To do: Every line that contains "this" must be located and copied from the data.

Stored entries:

----

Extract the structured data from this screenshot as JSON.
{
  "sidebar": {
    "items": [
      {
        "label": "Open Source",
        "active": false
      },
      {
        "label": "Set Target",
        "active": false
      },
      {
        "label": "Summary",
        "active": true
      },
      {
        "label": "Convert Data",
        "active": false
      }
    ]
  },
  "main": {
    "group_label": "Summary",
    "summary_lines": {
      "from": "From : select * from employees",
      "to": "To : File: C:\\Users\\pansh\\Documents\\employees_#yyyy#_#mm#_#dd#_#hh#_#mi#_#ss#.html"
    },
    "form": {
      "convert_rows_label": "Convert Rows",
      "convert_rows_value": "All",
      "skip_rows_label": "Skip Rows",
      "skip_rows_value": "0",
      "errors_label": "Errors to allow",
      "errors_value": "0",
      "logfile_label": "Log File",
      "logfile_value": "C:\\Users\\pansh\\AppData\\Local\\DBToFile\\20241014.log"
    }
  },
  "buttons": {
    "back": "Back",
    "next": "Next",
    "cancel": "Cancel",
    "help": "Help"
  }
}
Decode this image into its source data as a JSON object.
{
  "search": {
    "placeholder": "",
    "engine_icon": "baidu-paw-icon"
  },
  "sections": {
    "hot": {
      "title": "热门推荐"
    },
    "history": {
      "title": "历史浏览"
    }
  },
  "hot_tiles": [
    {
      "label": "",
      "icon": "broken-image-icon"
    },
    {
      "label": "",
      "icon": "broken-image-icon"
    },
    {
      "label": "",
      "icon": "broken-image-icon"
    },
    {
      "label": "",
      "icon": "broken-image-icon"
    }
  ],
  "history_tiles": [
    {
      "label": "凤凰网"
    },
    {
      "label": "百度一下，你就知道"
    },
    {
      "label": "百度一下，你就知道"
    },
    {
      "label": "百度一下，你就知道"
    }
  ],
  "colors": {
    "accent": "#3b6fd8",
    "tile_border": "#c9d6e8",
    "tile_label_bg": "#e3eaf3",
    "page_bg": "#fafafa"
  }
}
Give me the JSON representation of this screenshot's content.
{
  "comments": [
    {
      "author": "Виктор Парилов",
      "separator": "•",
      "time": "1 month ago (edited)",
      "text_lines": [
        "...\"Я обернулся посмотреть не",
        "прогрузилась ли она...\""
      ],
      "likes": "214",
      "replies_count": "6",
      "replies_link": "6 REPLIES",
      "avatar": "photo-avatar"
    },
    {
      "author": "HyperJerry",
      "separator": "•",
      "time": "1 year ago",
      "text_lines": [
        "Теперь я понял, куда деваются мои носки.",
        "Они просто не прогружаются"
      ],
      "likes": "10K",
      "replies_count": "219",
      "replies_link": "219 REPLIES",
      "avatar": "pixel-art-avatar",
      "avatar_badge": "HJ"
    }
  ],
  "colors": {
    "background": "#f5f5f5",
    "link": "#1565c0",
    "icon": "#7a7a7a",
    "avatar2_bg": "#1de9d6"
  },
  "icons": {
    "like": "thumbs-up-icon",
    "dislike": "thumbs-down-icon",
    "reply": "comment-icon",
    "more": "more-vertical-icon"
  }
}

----

Output of the task:
Extract the structured data from this screenshot as JSON.
Decode this image into its source data as a JSON object.
Give me the JSON representation of this screenshot's content.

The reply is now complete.